Water and the Stars
Khalil Gibran once wrote: “In one drop of water are found all the secrets of the ocean.” In the past several days, one drop of water has proven to be the salvation of many in the United States of America. The recent wave of frigid air sweeping across two-thirds of the country have left many with faucets dripping overnight to prevent indoor plumbing pipes from freezing. The United States Geological Survey acknowledges that there is no scientific definition of the volume of water contained within a faucet drip. However, they estimate it to be something close to ¼ milliliter. Using that calculation, then, one gallon of water would be equal to fifteen thousand, one hundred and forty drips while one liter would equal four thousand drips.
Someone, we don’t know exactly who, had the bright idea to use water dripping as the momentum to measure time and the movement of the stars and planets across the sky. While we often consider sundials as the oldest tools for measuring the sun’s movement across the sky to determine the time of day, there is evidence that water-driven clocks are just as old, predated only by the vertical gnomon and the tally stick which was used for counting days. Water clocks are known to have been used in ancient Babylon and Egypt in the sixteenth century BCE. Of less certain dates are those in India and China.
The bowl-shape outflow of a water clock is the simplest form. The Greeks and Romans and later the Chinese all developed escapement systems for the transference of energy and later added sundials and other mechanisms to improve the accuracy of the water clock. The water-driven astronomical clock developed by Su Song stood twelve meters high and seven meters wide. The clock tower was made of wood in the shape of a square table and contained three parts. The top was an open-roof house with an armillary sphere inside for celestial observation. The middle portion was a room with a celestial globe inside. The timing device was at the bottom of the tower and contained five figures in five cabinets which gave the correct time in turns. Using only water, the first endless power-transmitting chain ever made, and employing the functions of the armillary sphere, this was the first astronomical clock in the world, dating to the Sung Dynasty of 960-1279 ACE.
In 1206, Al-Jazari had yet another bright idea. His water-powered astronomical clock is considered to be the first example of a programmable analog computer. It was a most complex device which stood approximately eleven feet high. Timekeeping was just one of its functions. It included a display of the zodiac, solar and lunar orbits, and a pointer in the shape of a crescent moon, This traveled across the top of what was called a gateway which moved by a hidden cart. Every hour automatic doors would open and reveal a mannequin. To account for the variance of the length of days and nights during the year, this clock could be reprogrammed. It also featured automated musicians who would play music as levers were operated by a hidden camshaft connected to a water wheel. Water also played a part in the main reservoir with float, a float chamber and flow regulator as well as two falcons which automatically would drop balls into attached vases.

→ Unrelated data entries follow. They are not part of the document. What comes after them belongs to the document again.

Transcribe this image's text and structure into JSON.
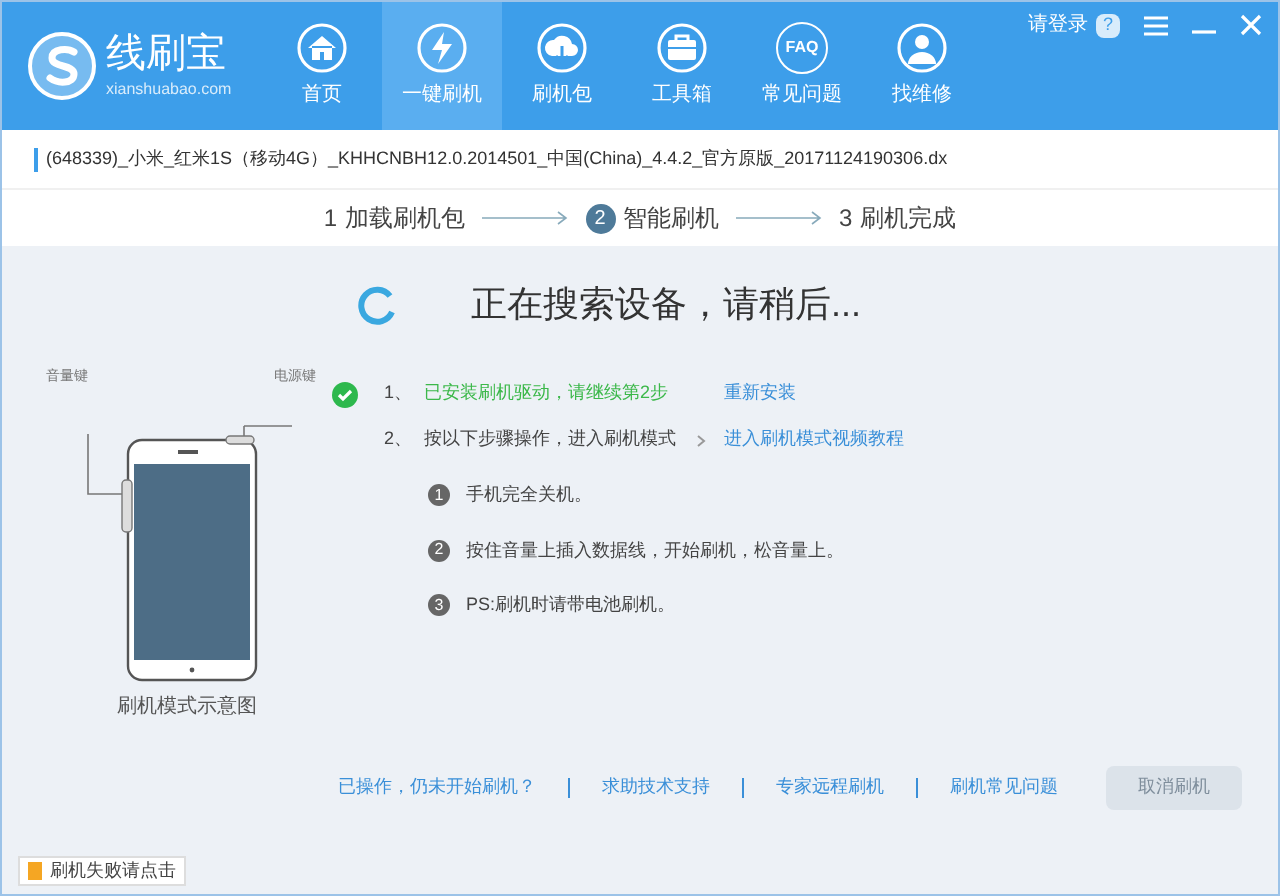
{
  "app": {
    "name": "线刷宝",
    "domain": "xianshuabao.com"
  },
  "nav": [
    {
      "label": "首页",
      "kind": "home",
      "selected": false
    },
    {
      "label": "一键刷机",
      "kind": "bolt",
      "selected": true
    },
    {
      "label": "刷机包",
      "kind": "cloud",
      "selected": false
    },
    {
      "label": "工具箱",
      "kind": "toolbox",
      "selected": false
    },
    {
      "label": "常见问题",
      "kind": "text",
      "icon_text": "FAQ",
      "selected": false
    },
    {
      "label": "找维修",
      "kind": "person",
      "selected": false
    }
  ],
  "window_controls": {
    "login": "请登录",
    "help": "?"
  },
  "file": "(648339)_小米_红米1S（移动4G）_KHHCNBH12.0.2014501_中国(China)_4.4.2_官方原版_20171124190306.dx",
  "steps": [
    {
      "number": "1",
      "label": "加载刷机包",
      "selected": false
    },
    {
      "number": "2",
      "label": "智能刷机",
      "selected": true
    },
    {
      "number": "3",
      "label": "刷机完成",
      "selected": false
    }
  ],
  "status": "正在搜索设备，请稍后...",
  "diagram": {
    "volume_label": "音量键",
    "power_label": "电源键",
    "caption": "刷机模式示意图"
  },
  "instructions": [
    {
      "number": "1、",
      "text": "已安装刷机驱动，请继续第2步",
      "done": true,
      "link": "重新安装"
    },
    {
      "number": "2、",
      "text": "按以下步骤操作，进入刷机模式",
      "done": false,
      "link": "进入刷机模式视频教程"
    }
  ],
  "substeps": [
    {
      "number": "1",
      "text": "手机完全关机。"
    },
    {
      "number": "2",
      "text": "按住音量上插入数据线，开始刷机，松音量上。"
    },
    {
      "number": "3",
      "text": "PS:刷机时请带电池刷机。"
    }
  ],
  "help_links": [
    "已操作，仍未开始刷机？",
    "求助技术支持",
    "专家远程刷机",
    "刷机常见问题"
  ],
  "cancel_button": {
    "label": "取消刷机",
    "disabled": true
  },
  "feedback": {
    "label": "刷机失败请点击"
  }
}
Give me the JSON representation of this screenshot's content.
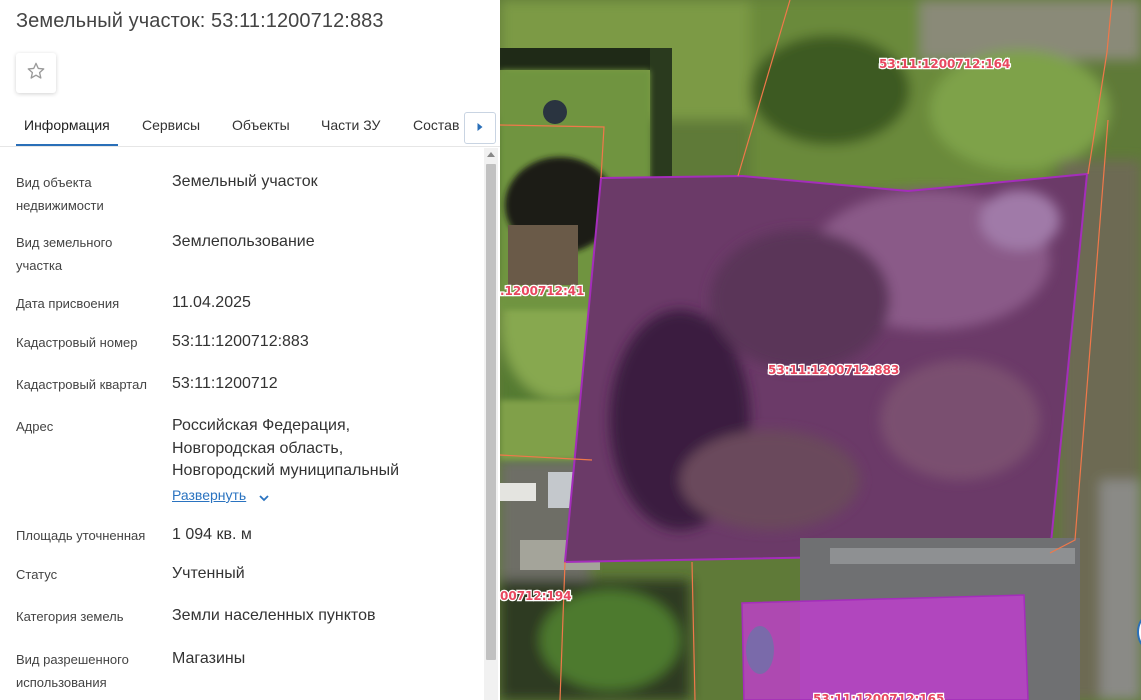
{
  "header": {
    "title": "Земельный участок: 53:11:1200712:883",
    "favorite_icon": "star-outline-icon"
  },
  "tabs": [
    {
      "label": "Информация",
      "active": true
    },
    {
      "label": "Сервисы",
      "active": false
    },
    {
      "label": "Объекты",
      "active": false
    },
    {
      "label": "Части ЗУ",
      "active": false
    },
    {
      "label": "Состав",
      "active": false
    }
  ],
  "tabs_next_icon": "caret-right-icon",
  "info": {
    "object_type": {
      "label": "Вид объекта недвижимости",
      "value": "Земельный участок"
    },
    "land_type": {
      "label": "Вид земельного участка",
      "value": "Землепользование"
    },
    "assign_date": {
      "label": "Дата присвоения",
      "value": "11.04.2025"
    },
    "cadastral_number": {
      "label": "Кадастровый номер",
      "value": "53:11:1200712:883"
    },
    "cadastral_quarter": {
      "label": "Кадастровый квартал",
      "value": "53:11:1200712"
    },
    "address": {
      "label": "Адрес",
      "lines": [
        "Российская Федерация,",
        "Новгородская область,",
        "Новгородский муниципальный"
      ],
      "expand_label": "Развернуть"
    },
    "area": {
      "label": "Площадь уточненная",
      "value": "1 094 кв. м"
    },
    "status": {
      "label": "Статус",
      "value": "Учтенный"
    },
    "land_category": {
      "label": "Категория земель",
      "value": "Земли населенных пунктов"
    },
    "permitted_use": {
      "label": "Вид разрешенного использования",
      "value": "Магазины"
    }
  },
  "map": {
    "labels": {
      "parcel_164": "53:11:1200712:164",
      "parcel_41": ".1200712:41",
      "parcel_883": "53:11:1200712:883",
      "parcel_194": "00712:194",
      "parcel_165": "53:11:1200712:165"
    },
    "colors": {
      "selected_outline": "#a42dbb",
      "neighbor_outline": "#f0784a",
      "parcel_label": "#e8475f",
      "building_fill": "#c43bd4"
    }
  },
  "colors": {
    "accent": "#2a6fb8",
    "link": "#2a73c0"
  }
}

For people in the frigid areas of the USA, the water dripping of their faucets also denoted the passage of time throughout the night. For many of us, the hours of our days are like the waves on the shoreline. Water can break down but is also provides essential life.
How we measure our own progress through life is a very individual and personal thing. We can elect to ride the waves and hope to stay afloat or we can give up and simply drown in the busy-ness of living. Hopefully, you have found your own bright idea that enables you to surf the challenges you encounter. Sometimes our epiphanies come in what seems to be the darkest of hours. After all, without the tunnel, there can be no light shining brightly at the end.
The waves of life surround all of us but, if we remain strong and steady, we can ride the waves to a successful landing. Lau Tzu said: “Nothing in the world is more flexible and yielding than water. Yet when it attacks the firm and the strong, none can withstand it, because they have no way to change it. So the flexible overcome the adamant, the yielding overcome the forceful.” Slide or swim through the challenges in your life and find your own bright idea! After all, life is a dance and we choreograph each and every day of our lives.